WHAT NEEDS TO BE DONE
Among the records below, find each line containing the word "name" and copy it.

EXTRACTED INFORMATION
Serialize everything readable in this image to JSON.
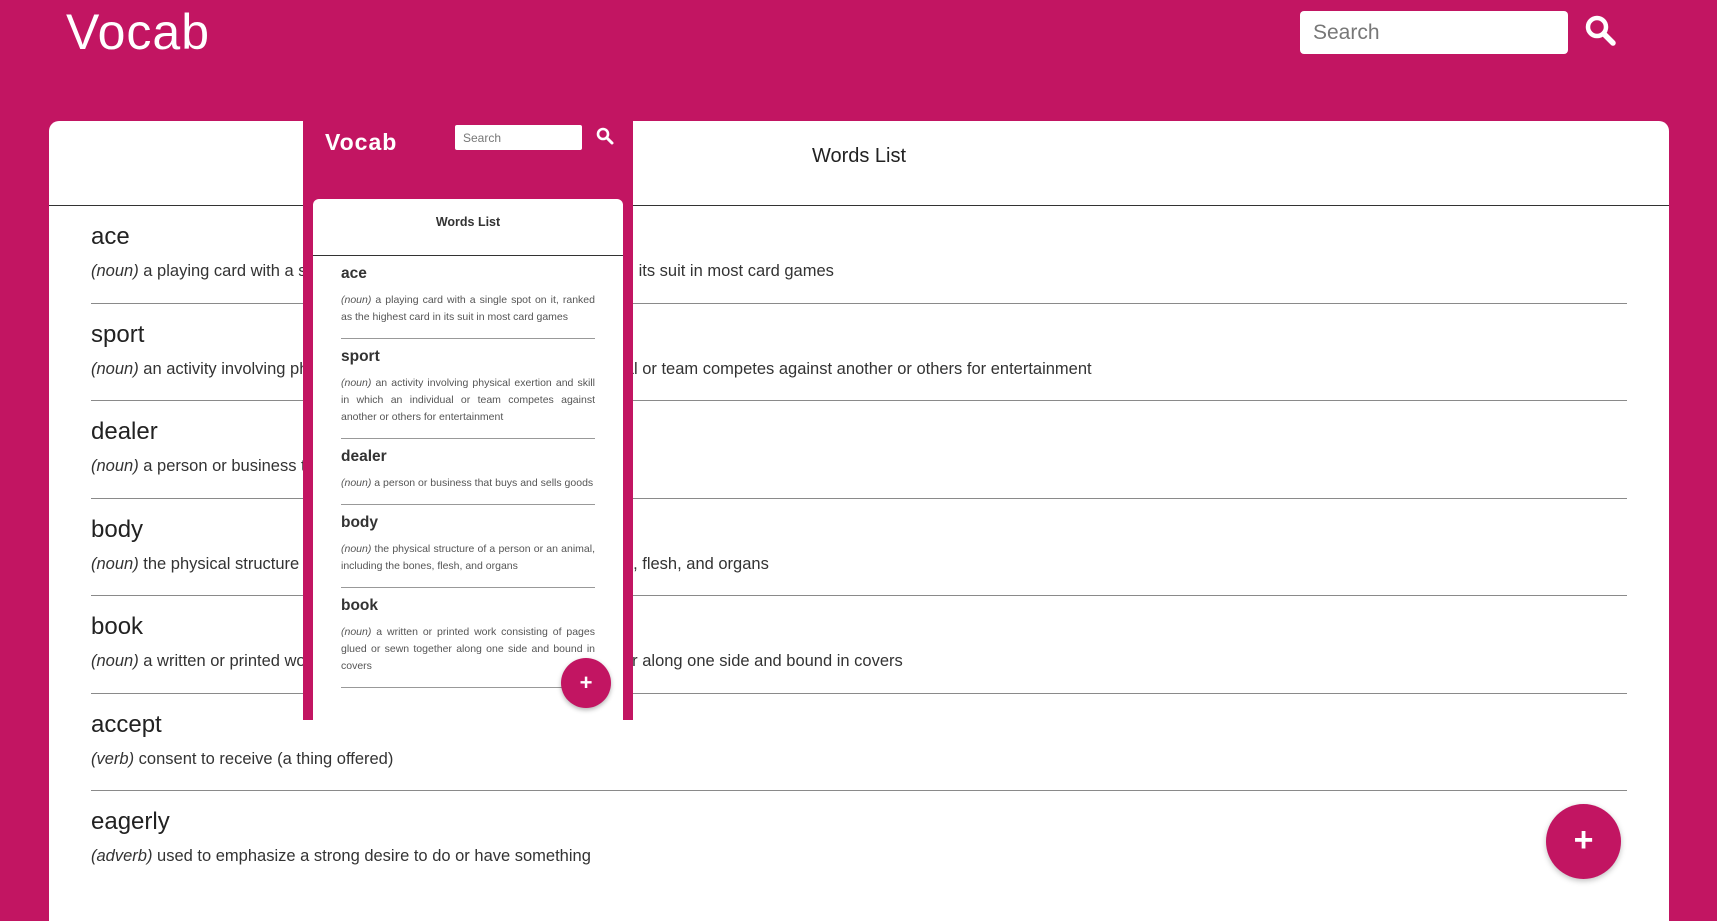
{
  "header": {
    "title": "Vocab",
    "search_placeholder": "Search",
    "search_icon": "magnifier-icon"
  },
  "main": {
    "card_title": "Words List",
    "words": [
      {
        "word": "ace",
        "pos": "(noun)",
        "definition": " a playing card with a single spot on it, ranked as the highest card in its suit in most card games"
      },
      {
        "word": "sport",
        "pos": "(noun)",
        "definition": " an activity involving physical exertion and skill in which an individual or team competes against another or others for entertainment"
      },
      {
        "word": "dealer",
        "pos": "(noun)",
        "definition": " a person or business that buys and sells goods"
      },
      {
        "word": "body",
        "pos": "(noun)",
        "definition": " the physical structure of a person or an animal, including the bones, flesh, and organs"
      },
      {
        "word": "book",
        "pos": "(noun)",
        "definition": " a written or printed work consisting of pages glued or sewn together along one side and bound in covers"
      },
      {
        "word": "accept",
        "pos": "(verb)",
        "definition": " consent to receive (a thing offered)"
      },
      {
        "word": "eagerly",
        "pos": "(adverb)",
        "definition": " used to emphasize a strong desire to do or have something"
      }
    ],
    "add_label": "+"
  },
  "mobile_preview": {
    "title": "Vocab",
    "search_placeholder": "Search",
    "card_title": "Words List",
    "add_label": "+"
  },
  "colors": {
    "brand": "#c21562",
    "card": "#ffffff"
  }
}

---

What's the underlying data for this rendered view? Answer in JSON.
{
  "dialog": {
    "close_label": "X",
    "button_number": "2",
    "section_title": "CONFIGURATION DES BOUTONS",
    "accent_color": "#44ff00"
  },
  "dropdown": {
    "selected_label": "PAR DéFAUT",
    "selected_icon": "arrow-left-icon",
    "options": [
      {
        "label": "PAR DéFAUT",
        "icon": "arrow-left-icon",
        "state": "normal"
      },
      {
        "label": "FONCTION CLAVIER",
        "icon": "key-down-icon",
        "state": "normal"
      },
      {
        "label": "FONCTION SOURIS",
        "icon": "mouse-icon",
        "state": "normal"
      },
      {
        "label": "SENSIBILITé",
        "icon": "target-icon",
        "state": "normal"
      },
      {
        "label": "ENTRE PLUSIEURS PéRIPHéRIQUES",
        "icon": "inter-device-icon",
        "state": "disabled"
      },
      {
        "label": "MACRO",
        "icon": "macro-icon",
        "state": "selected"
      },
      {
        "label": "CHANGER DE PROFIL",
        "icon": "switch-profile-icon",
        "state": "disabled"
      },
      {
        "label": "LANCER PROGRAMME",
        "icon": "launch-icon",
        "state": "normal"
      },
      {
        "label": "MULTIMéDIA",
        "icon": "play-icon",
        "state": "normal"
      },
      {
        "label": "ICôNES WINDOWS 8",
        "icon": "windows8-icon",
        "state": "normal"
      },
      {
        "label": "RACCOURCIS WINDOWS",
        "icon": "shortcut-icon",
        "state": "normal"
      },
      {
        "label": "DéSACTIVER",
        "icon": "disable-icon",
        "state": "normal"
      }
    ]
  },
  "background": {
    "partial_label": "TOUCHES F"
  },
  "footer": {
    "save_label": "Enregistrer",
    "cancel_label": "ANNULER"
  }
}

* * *

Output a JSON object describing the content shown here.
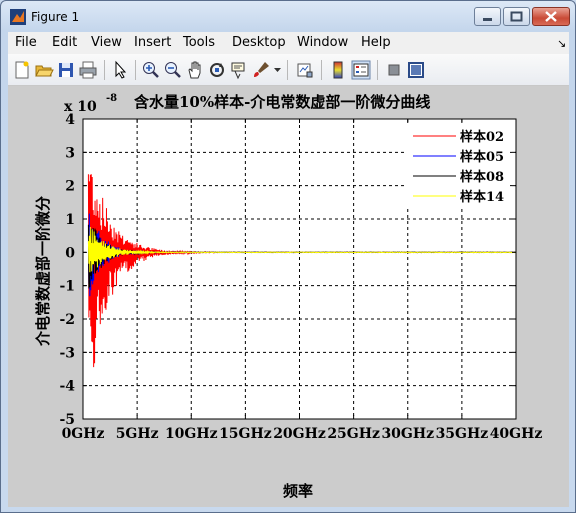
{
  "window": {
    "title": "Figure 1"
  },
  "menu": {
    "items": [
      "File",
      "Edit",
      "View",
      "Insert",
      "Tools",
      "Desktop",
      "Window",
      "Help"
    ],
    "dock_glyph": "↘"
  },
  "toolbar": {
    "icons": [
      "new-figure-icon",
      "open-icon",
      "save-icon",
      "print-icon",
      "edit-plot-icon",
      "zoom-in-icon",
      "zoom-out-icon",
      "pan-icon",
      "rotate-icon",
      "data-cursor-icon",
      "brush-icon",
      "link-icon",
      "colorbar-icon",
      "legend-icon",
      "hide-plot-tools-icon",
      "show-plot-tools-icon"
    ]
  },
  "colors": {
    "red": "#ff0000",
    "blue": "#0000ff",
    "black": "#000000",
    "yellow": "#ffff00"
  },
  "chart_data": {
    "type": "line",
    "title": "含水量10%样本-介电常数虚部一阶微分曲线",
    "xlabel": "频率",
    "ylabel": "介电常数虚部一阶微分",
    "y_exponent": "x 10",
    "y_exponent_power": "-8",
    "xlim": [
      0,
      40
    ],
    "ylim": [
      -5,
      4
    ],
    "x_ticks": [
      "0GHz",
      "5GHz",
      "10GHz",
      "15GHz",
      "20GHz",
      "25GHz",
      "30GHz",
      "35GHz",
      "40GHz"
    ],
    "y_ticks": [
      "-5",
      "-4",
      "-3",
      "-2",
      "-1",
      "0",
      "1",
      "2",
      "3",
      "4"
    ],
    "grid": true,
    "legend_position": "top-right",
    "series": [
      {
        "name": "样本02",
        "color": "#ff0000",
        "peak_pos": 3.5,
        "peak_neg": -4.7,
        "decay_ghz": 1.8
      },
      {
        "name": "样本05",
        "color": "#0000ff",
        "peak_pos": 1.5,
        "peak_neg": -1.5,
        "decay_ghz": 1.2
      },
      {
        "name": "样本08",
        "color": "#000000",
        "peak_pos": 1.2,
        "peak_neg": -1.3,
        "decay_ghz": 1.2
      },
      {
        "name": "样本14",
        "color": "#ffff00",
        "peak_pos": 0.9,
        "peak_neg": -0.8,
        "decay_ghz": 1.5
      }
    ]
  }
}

FINISHED EXERCISE
        "name": "样本02",
        "name": "样本05",
        "name": "样本08",
        "name": "样本14",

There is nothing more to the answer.